Where in the entries below does "data" appear? Copy every line that has it.
RECORDS SUPPLIED section start
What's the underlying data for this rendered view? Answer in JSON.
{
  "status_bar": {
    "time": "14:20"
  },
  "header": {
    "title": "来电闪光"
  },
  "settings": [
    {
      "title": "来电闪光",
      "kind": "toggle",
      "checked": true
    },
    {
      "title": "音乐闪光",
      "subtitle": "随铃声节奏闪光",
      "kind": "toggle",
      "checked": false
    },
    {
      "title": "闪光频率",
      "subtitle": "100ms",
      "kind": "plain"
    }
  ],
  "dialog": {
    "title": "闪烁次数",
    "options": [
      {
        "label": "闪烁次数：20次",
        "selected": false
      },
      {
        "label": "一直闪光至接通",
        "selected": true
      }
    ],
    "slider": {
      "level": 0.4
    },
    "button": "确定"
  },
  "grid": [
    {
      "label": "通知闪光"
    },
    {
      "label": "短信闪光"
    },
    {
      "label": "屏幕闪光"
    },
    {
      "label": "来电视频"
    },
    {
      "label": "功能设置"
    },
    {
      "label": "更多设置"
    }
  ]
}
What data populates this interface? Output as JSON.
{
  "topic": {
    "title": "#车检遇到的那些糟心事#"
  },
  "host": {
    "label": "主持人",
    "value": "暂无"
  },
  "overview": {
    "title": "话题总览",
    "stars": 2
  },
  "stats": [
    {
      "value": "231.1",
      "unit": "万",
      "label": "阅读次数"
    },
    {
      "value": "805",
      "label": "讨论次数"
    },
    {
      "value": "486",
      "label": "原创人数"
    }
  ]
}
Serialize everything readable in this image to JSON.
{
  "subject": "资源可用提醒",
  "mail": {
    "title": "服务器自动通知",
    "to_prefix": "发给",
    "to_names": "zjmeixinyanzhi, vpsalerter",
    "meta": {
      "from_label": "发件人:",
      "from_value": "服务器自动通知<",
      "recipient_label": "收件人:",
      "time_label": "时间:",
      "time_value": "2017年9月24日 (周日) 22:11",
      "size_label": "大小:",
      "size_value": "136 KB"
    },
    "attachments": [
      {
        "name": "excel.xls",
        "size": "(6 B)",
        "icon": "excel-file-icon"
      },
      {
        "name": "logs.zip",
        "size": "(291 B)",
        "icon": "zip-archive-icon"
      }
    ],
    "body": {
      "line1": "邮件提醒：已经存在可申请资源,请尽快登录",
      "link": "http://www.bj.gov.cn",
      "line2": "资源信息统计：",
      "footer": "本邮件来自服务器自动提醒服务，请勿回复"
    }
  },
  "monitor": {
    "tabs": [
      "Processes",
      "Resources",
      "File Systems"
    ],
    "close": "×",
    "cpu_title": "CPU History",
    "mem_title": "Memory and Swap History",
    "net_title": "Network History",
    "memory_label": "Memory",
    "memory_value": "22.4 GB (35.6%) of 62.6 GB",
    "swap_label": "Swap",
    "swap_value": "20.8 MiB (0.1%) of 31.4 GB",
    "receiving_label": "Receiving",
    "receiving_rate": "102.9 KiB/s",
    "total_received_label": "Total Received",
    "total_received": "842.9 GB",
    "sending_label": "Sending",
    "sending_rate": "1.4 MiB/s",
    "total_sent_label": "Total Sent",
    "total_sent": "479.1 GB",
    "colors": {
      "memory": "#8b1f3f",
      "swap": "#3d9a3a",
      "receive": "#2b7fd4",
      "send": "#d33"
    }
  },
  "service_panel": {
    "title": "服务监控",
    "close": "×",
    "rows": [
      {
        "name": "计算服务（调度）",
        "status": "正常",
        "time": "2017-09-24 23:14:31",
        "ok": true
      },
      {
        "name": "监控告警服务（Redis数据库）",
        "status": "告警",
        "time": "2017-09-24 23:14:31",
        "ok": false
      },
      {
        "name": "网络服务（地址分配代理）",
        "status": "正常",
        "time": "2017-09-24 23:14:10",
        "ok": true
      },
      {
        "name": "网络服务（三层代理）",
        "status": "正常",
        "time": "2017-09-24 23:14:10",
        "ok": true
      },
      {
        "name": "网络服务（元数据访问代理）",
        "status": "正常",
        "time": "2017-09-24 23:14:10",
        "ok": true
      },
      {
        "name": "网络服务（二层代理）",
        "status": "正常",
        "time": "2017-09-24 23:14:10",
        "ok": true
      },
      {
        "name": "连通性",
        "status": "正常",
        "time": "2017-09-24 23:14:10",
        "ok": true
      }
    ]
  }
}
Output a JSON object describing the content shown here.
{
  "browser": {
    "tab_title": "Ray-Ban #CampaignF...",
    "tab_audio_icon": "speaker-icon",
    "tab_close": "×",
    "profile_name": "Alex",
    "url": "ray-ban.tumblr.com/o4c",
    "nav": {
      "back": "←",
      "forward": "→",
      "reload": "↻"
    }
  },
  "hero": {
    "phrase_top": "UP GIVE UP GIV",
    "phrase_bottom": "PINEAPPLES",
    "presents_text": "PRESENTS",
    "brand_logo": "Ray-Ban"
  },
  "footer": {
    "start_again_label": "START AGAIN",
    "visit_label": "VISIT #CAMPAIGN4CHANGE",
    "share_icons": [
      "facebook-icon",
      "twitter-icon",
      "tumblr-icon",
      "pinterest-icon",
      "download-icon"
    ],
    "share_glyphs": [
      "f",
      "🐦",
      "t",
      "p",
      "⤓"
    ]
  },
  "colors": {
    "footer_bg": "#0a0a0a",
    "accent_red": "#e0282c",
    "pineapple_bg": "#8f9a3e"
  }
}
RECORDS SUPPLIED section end
▶ REPLY TO THE TASK:
What's the underlying data for this rendered view? Answer in JSON.
What data populates this interface? Output as JSON.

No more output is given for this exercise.